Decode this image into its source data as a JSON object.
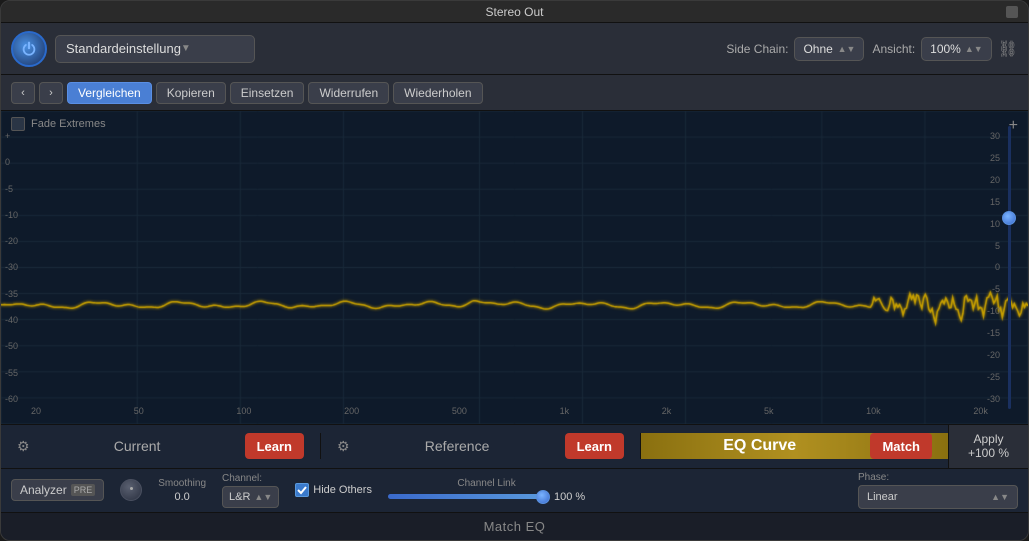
{
  "window": {
    "title": "Stereo Out",
    "footer_title": "Match EQ"
  },
  "toolbar": {
    "power_label": "⏻",
    "preset_value": "Standardeinstellung",
    "preset_arrow": "▼",
    "side_chain_label": "Side Chain:",
    "side_chain_value": "Ohne",
    "side_chain_arrow": "▲▼",
    "view_label": "Ansicht:",
    "view_value": "100%",
    "view_arrow": "▲▼"
  },
  "nav": {
    "back_label": "‹",
    "forward_label": "›",
    "compare_label": "Vergleichen",
    "copy_label": "Kopieren",
    "paste_label": "Einsetzen",
    "undo_label": "Widerrufen",
    "redo_label": "Wiederholen"
  },
  "eq_display": {
    "fade_extremes_label": "Fade Extremes",
    "db_left": [
      "+",
      "0",
      "-5",
      "-10",
      "-20",
      "-30",
      "-35",
      "-40",
      "-50",
      "-55",
      "-60"
    ],
    "db_right": [
      "30",
      "25",
      "20",
      "15",
      "10",
      "5",
      "0",
      "-5",
      "-10",
      "-15",
      "-20",
      "-25",
      "-30"
    ],
    "freq_labels": [
      "20",
      "50",
      "100",
      "200",
      "500",
      "1k",
      "2k",
      "5k",
      "10k",
      "20k"
    ]
  },
  "sections": {
    "current_label": "Current",
    "current_learn_label": "Learn",
    "reference_label": "Reference",
    "reference_learn_label": "Learn",
    "eq_curve_label": "EQ Curve",
    "match_label": "Match",
    "apply_label": "Apply",
    "apply_value": "+100 %"
  },
  "params": {
    "analyzer_label": "Analyzer",
    "pre_label": "PRE",
    "smoothing_label": "Smoothing",
    "smoothing_value": "0.0",
    "channel_label": "Channel:",
    "channel_value": "L&R",
    "channel_arrow": "▲▼",
    "hide_others_label": "Hide Others",
    "channel_link_label": "Channel Link",
    "channel_link_value": "100 %",
    "phase_label": "Phase:",
    "phase_value": "Linear",
    "phase_arrow": "▲▼"
  },
  "colors": {
    "active_btn": "#4a7fd4",
    "learn_btn": "#c0392b",
    "match_btn": "#c0392b",
    "eq_curve_bg": "#8a7010",
    "accent": "#d4a010"
  }
}
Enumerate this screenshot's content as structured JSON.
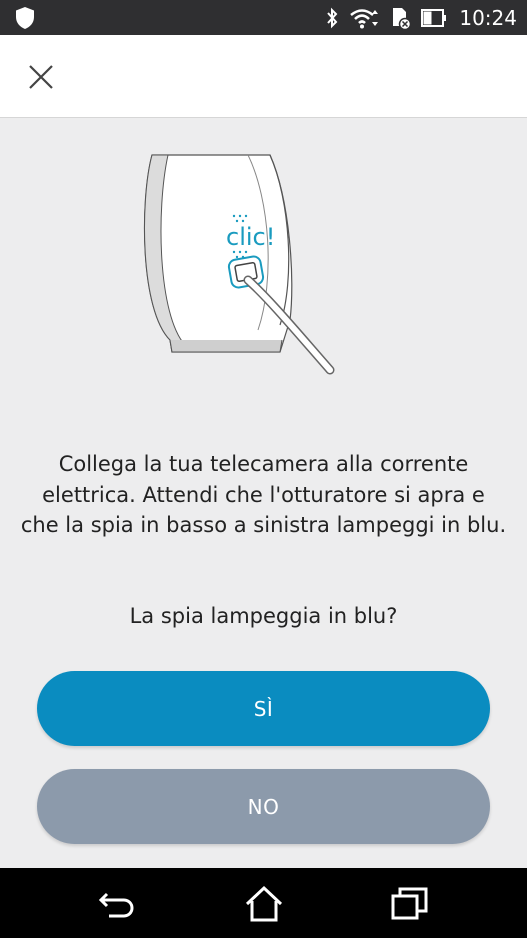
{
  "status_bar": {
    "time": "10:24",
    "icons": [
      "shield-icon",
      "bluetooth-icon",
      "wifi-icon",
      "sd-card-icon",
      "battery-icon"
    ]
  },
  "app_bar": {
    "close_icon": "close-icon"
  },
  "illustration": {
    "click_label": "clic!"
  },
  "content": {
    "instructions": "Collega la tua telecamera alla corrente elettrica. Attendi che l'otturatore si apra e che la spia in basso a sinistra lampeggi in blu.",
    "question": "La spia lampeggia in blu?"
  },
  "buttons": {
    "yes_label": "SÌ",
    "no_label": "NO"
  },
  "colors": {
    "primary": "#0a8cc0",
    "secondary": "#8c9aab",
    "background": "#ededee",
    "illustration_accent": "#1a9bbf"
  },
  "nav_bar": {
    "icons": [
      "back-icon",
      "home-icon",
      "recent-apps-icon"
    ]
  }
}
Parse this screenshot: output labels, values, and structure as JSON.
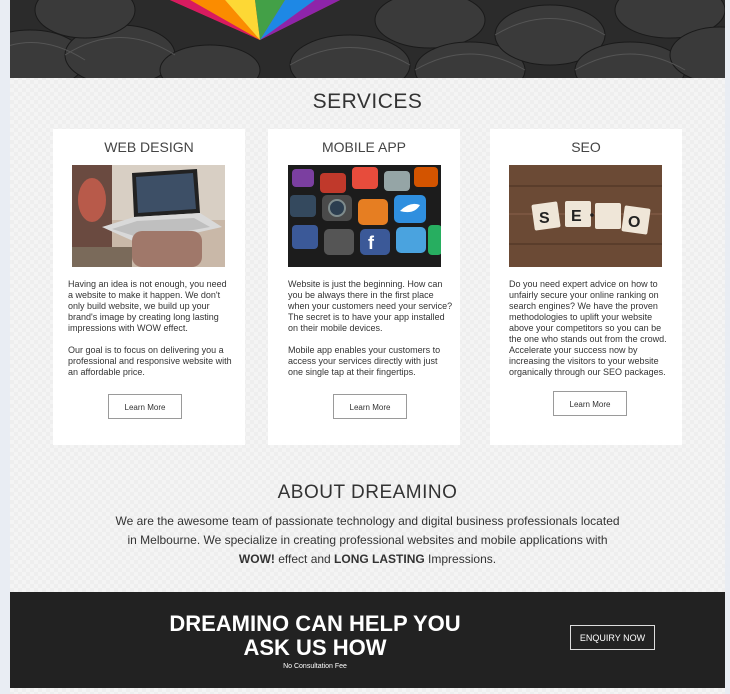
{
  "services": {
    "title": "SERVICES",
    "cards": [
      {
        "title": "WEB DESIGN",
        "image": "laptop-photo",
        "paragraphs": [
          "Having an idea is not enough, you need a website to make it happen. We don't only build website, we build up your brand's image by creating long lasting impressions with WOW effect.",
          "Our goal is to focus on delivering you a professional and responsive website with an affordable price."
        ],
        "button": "Learn More"
      },
      {
        "title": "MOBILE APP",
        "image": "app-icons-photo",
        "paragraphs": [
          "Website is just the beginning. How can you be always there in the first place when your customers need your service? The secret is to have your app installed on their mobile devices.",
          "Mobile app enables your customers to access your services directly with just one single tap at their fingertips."
        ],
        "button": "Learn More"
      },
      {
        "title": "SEO",
        "image": "seo-tiles-photo",
        "image_letters": [
          "S",
          "E",
          "O"
        ],
        "paragraphs": [
          "Do you need expert advice on how to unfairly secure your online ranking on search engines? We have the proven methodologies to uplift your website above your competitors so you can be the one who stands out from the crowd. Accelerate your success now by increasing the visitors to your website organically through our SEO packages."
        ],
        "button": "Learn More"
      }
    ]
  },
  "about": {
    "title": "ABOUT DREAMINO",
    "text_part1": "We are the awesome team of passionate technology and digital business professionals located in Melbourne. We specialize in creating professional websites and mobile applications with ",
    "bold1": "WOW!",
    "text_part2": " effect and ",
    "bold2": "LONG LASTING",
    "text_part3": " Impressions."
  },
  "cta": {
    "line1": "DREAMINO CAN HELP YOU",
    "line2": "ASK US HOW",
    "subtext": "No Consultation Fee",
    "button": "ENQUIRY NOW"
  },
  "colors": {
    "cta_background": "#222222",
    "card_background": "#ffffff",
    "page_background": "#f4f4f4"
  }
}
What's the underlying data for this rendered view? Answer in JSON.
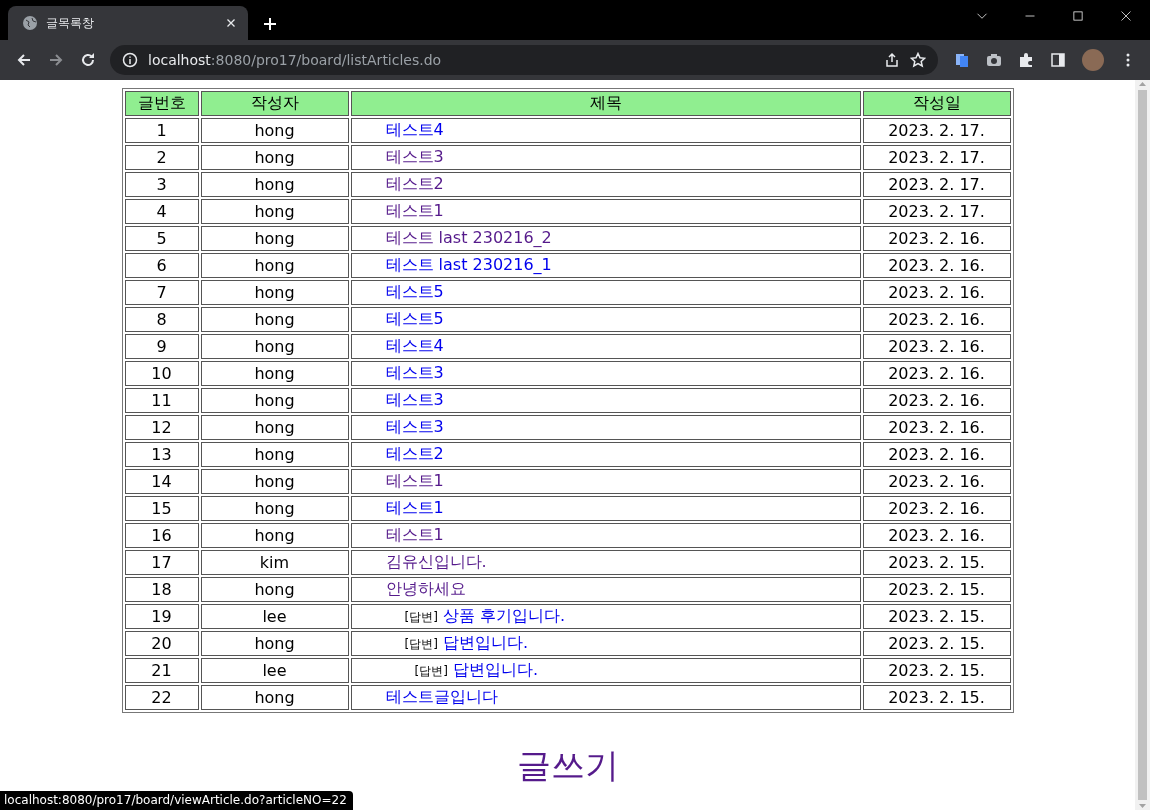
{
  "browser": {
    "tab_title": "글목록창",
    "url_host": "localhost",
    "url_path": ":8080/pro17/board/listArticles.do"
  },
  "table": {
    "columns": [
      "글번호",
      "작성자",
      "제목",
      "작성일"
    ],
    "rows": [
      {
        "no": "1",
        "author": "hong",
        "title": "테스트4",
        "visited": false,
        "date": "2023. 2. 17."
      },
      {
        "no": "2",
        "author": "hong",
        "title": "테스트3",
        "visited": true,
        "date": "2023. 2. 17."
      },
      {
        "no": "3",
        "author": "hong",
        "title": "테스트2",
        "visited": true,
        "date": "2023. 2. 17."
      },
      {
        "no": "4",
        "author": "hong",
        "title": "테스트1",
        "visited": true,
        "date": "2023. 2. 17."
      },
      {
        "no": "5",
        "author": "hong",
        "title": "테스트 last 230216_2",
        "visited": true,
        "date": "2023. 2. 16."
      },
      {
        "no": "6",
        "author": "hong",
        "title": "테스트 last 230216_1",
        "visited": false,
        "date": "2023. 2. 16."
      },
      {
        "no": "7",
        "author": "hong",
        "title": "테스트5",
        "visited": false,
        "date": "2023. 2. 16."
      },
      {
        "no": "8",
        "author": "hong",
        "title": "테스트5",
        "visited": false,
        "date": "2023. 2. 16."
      },
      {
        "no": "9",
        "author": "hong",
        "title": "테스트4",
        "visited": false,
        "date": "2023. 2. 16."
      },
      {
        "no": "10",
        "author": "hong",
        "title": "테스트3",
        "visited": false,
        "date": "2023. 2. 16."
      },
      {
        "no": "11",
        "author": "hong",
        "title": "테스트3",
        "visited": false,
        "date": "2023. 2. 16."
      },
      {
        "no": "12",
        "author": "hong",
        "title": "테스트3",
        "visited": false,
        "date": "2023. 2. 16."
      },
      {
        "no": "13",
        "author": "hong",
        "title": "테스트2",
        "visited": false,
        "date": "2023. 2. 16."
      },
      {
        "no": "14",
        "author": "hong",
        "title": "테스트1",
        "visited": true,
        "date": "2023. 2. 16."
      },
      {
        "no": "15",
        "author": "hong",
        "title": "테스트1",
        "visited": false,
        "date": "2023. 2. 16."
      },
      {
        "no": "16",
        "author": "hong",
        "title": "테스트1",
        "visited": true,
        "date": "2023. 2. 16."
      },
      {
        "no": "17",
        "author": "kim",
        "title": "김유신입니다.",
        "visited": true,
        "date": "2023. 2. 15."
      },
      {
        "no": "18",
        "author": "hong",
        "title": "안녕하세요",
        "visited": true,
        "date": "2023. 2. 15.",
        "children": [
          {
            "no": "19",
            "author": "lee",
            "reply_label": "[답변]",
            "title": "상품 후기입니다.",
            "visited": false,
            "date": "2023. 2. 15."
          },
          {
            "no": "20",
            "author": "hong",
            "reply_label": "[답변]",
            "title": "답변입니다.",
            "visited": false,
            "date": "2023. 2. 15.",
            "children": [
              {
                "no": "21",
                "author": "lee",
                "reply_label": "[답변]",
                "title": "답변입니다.",
                "visited": false,
                "date": "2023. 2. 15."
              }
            ]
          }
        ]
      },
      {
        "no": "22",
        "author": "hong",
        "title": "테스트글입니다",
        "visited": false,
        "date": "2023. 2. 15."
      }
    ]
  },
  "write_link": {
    "label": "글쓰기",
    "visited": true
  },
  "status_bar": "localhost:8080/pro17/board/viewArticle.do?articleNO=22"
}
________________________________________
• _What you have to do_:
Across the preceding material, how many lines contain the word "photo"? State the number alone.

• _The answer_:
3